Writing Is Physical

Writing is physical. Thoreau said that over time an old poet learns to guard his or her moods as carefully as a cat watches a mouse. Hemingway advised writers to quit work each day with a bit of juice in the tank, knowing what would be coming the next day—a line of dialogue, a scene—so the writer could then slip more easily back into the dream of the story and not have to expend extra mental and physical energy—the sparks of friction—diving back down into the dream.

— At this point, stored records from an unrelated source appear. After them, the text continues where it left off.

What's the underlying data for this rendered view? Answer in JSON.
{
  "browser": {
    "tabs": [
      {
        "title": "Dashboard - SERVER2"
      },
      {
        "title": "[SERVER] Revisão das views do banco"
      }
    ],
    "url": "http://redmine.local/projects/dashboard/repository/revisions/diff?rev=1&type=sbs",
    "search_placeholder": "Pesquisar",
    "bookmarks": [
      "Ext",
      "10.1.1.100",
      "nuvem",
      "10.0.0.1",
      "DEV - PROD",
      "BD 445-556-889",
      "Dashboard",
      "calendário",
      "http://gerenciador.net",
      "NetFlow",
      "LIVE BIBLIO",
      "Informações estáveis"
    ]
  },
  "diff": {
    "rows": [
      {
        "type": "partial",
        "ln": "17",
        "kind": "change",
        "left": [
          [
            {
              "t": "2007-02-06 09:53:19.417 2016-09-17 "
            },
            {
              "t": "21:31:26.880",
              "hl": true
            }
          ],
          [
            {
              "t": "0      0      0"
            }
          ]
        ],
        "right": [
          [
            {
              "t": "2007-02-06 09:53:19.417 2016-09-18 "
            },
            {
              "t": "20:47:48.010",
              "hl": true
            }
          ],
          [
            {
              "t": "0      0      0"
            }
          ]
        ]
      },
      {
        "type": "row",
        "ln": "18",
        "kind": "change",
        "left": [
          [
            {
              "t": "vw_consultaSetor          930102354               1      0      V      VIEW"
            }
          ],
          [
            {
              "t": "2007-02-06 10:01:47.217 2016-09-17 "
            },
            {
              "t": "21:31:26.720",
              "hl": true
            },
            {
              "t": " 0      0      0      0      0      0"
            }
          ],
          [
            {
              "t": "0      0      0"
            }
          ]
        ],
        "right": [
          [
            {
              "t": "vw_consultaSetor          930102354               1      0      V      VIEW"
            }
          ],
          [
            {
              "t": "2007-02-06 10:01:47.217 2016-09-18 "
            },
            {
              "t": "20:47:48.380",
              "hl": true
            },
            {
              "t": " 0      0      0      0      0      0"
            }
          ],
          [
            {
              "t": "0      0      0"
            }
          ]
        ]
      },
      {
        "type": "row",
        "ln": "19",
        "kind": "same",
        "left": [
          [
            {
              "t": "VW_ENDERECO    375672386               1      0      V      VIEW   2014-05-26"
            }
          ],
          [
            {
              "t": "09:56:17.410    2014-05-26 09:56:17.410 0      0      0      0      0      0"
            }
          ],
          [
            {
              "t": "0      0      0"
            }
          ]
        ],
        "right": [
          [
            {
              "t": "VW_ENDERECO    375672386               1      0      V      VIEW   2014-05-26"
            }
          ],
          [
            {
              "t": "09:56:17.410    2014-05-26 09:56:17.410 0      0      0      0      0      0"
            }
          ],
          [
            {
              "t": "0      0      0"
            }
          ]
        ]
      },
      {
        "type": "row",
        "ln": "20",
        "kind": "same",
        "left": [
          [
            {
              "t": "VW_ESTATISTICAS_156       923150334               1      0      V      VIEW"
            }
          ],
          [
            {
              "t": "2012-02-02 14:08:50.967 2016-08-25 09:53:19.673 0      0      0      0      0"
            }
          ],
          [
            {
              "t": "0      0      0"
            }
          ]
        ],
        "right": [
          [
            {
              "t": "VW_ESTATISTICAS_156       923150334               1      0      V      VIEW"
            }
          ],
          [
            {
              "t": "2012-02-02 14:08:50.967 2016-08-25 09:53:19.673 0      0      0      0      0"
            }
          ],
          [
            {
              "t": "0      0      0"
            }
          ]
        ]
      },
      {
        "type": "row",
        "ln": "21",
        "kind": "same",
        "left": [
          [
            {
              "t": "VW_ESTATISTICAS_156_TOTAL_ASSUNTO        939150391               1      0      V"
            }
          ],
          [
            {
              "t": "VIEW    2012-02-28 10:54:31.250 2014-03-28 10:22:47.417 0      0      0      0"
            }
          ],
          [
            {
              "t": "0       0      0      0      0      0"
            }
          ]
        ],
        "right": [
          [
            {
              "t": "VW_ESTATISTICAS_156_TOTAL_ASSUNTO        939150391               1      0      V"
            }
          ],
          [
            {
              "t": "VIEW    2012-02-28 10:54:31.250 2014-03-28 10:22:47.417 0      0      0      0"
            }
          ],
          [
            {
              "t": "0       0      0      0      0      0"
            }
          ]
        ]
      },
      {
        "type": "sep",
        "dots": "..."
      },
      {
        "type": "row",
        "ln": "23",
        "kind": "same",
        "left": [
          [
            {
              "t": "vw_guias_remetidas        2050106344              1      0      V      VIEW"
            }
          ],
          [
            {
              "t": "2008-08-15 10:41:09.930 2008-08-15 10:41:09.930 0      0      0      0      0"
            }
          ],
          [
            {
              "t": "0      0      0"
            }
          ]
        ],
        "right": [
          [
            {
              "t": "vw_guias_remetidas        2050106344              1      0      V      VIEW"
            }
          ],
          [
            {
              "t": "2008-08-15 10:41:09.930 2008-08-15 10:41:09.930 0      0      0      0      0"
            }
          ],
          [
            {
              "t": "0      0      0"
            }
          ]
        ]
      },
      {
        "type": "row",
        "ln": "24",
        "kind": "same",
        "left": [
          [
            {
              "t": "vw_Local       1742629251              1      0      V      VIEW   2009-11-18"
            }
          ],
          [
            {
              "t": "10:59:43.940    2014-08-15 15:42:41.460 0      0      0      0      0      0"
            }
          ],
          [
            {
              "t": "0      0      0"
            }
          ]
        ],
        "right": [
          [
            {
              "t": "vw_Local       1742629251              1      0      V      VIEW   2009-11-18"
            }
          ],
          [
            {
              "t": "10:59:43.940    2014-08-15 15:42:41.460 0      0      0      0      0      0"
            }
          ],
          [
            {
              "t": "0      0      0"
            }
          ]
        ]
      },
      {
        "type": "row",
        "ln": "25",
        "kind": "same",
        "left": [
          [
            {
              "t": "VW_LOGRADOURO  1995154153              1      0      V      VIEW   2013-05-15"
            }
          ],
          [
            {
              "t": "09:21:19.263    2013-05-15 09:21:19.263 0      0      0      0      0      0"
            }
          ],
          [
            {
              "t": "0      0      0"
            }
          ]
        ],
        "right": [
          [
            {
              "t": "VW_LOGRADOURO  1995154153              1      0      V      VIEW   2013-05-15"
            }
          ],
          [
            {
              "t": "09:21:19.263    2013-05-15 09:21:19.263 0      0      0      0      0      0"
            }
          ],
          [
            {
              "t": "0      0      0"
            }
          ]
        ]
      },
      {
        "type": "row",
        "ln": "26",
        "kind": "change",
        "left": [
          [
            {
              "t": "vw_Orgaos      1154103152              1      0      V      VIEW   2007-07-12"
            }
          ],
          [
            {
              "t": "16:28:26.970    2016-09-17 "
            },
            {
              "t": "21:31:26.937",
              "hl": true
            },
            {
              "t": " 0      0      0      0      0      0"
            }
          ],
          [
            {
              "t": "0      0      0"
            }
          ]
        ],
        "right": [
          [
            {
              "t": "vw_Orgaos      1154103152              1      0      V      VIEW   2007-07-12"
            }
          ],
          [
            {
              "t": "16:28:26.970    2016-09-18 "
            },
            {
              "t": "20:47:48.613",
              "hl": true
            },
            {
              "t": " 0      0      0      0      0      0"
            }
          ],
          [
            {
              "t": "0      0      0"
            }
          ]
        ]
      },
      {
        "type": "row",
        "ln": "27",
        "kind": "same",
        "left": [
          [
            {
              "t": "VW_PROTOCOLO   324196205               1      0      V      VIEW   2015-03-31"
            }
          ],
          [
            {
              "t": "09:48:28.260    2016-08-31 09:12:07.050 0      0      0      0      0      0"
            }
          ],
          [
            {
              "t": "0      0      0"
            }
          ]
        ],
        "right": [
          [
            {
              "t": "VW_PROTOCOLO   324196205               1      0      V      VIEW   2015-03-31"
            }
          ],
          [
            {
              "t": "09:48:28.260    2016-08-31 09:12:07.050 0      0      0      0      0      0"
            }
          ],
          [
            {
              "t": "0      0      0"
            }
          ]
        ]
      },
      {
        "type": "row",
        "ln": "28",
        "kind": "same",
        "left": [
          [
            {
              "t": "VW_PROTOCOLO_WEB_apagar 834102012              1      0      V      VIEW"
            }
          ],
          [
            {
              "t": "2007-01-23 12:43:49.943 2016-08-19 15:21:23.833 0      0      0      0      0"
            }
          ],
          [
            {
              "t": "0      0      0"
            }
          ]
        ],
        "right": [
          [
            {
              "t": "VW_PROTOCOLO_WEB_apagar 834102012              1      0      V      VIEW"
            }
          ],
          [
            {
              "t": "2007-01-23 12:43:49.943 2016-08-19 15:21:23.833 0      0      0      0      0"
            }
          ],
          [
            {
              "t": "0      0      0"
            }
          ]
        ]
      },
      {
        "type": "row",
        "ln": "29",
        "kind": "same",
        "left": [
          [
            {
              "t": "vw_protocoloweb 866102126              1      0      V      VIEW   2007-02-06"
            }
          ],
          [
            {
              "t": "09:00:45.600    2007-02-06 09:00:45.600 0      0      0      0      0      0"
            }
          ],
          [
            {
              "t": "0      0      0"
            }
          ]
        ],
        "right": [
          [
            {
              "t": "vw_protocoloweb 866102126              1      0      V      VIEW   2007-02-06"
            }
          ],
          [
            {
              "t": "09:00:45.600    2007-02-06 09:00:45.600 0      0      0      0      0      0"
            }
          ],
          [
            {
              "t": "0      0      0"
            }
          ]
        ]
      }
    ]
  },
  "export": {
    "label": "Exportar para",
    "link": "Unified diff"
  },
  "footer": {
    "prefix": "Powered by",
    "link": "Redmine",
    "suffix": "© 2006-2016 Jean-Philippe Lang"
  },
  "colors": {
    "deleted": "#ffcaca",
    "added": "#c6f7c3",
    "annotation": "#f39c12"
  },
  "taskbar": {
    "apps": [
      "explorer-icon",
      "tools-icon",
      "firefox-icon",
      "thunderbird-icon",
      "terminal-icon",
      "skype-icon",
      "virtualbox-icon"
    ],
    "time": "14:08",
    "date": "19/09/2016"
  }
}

He didn’t use those words—he compared the process instead to turning down the flame in a pilot lamp to the cool blue glow of just-waiting—but I like to think of it as a diving-down, a submersion, a re-immersion, into the subconscious: the wellspring of discovery, at which the traditional lens-shaped structure of the short story—six to eighteen pages—excels at delivering.